§ Description of the task: Pick out each line in these entries that contains the string "globe".

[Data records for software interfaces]
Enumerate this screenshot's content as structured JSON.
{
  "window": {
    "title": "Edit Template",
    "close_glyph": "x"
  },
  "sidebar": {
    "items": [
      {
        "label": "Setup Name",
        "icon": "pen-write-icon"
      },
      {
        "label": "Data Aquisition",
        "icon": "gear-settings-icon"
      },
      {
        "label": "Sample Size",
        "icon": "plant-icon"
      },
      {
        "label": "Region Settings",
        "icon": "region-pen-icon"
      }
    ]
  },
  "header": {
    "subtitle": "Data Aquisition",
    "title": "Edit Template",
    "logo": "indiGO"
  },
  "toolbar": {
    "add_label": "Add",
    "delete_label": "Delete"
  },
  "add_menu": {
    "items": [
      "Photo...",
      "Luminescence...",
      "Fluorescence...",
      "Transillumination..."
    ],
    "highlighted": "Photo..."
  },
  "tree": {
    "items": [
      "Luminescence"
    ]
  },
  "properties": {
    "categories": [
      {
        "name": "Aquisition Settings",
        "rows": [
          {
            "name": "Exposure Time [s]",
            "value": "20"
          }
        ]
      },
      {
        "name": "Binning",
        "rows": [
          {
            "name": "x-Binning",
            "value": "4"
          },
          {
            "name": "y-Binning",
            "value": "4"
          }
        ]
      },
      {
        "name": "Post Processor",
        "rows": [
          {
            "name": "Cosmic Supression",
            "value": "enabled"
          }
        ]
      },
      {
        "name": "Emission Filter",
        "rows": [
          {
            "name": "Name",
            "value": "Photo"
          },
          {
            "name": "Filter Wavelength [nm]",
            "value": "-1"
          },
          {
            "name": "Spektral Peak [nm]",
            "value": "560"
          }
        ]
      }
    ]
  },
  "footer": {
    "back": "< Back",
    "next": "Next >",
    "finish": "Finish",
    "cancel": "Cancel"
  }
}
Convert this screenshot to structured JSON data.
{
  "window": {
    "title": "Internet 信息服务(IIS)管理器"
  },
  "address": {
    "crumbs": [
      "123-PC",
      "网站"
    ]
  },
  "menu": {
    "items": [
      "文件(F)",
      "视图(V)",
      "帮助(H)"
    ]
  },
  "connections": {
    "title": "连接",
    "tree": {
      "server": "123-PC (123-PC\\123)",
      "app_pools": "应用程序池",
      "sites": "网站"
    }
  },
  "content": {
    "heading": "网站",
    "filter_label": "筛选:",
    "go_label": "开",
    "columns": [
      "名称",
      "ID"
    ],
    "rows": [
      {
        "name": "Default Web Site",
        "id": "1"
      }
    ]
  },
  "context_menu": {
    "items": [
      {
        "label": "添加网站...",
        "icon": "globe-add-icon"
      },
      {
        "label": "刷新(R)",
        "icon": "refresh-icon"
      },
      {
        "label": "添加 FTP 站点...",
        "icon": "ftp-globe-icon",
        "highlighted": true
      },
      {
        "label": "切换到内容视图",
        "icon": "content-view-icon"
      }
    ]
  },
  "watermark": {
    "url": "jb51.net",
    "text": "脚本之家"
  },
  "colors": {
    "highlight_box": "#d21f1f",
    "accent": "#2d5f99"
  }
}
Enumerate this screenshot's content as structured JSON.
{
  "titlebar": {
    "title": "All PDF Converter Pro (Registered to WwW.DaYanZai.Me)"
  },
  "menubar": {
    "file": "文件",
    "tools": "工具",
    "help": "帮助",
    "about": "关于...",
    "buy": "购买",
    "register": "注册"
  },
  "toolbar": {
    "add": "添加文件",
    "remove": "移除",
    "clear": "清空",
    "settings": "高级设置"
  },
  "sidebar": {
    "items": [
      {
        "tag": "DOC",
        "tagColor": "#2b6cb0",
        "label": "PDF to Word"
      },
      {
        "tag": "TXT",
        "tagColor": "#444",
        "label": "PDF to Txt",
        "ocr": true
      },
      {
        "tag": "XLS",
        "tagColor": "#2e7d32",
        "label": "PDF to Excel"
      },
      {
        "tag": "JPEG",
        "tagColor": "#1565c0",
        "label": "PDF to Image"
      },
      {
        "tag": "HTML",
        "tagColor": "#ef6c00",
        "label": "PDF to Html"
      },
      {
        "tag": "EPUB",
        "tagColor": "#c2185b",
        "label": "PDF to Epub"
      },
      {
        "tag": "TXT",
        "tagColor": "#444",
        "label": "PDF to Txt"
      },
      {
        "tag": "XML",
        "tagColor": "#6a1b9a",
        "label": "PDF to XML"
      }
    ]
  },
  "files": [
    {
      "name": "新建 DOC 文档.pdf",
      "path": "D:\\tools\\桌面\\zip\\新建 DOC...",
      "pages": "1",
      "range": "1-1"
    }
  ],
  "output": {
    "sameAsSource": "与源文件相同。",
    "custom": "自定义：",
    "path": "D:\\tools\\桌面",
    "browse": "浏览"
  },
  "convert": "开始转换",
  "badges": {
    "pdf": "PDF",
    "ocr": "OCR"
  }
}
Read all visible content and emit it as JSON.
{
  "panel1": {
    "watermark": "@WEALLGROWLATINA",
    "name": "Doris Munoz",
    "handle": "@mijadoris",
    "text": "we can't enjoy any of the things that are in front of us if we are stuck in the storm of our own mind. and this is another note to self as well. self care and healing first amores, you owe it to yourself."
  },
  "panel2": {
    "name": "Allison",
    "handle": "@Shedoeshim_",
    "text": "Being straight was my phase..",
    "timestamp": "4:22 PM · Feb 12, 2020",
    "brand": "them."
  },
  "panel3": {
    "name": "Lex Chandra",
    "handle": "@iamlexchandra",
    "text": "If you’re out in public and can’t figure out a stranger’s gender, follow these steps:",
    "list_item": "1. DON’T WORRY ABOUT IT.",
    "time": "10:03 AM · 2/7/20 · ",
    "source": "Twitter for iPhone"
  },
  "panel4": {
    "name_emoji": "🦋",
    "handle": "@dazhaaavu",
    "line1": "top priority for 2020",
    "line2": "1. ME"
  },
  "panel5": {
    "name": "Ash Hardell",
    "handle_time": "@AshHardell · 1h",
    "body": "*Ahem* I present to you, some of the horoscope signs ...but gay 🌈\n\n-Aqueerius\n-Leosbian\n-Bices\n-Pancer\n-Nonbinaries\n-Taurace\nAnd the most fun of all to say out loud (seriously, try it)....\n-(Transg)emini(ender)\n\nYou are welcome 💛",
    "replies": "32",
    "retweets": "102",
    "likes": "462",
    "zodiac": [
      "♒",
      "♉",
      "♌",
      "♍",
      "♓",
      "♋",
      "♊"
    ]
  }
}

§ Task output:
        "icon": "globe-add-icon"
        "icon": "ftp-globe-icon",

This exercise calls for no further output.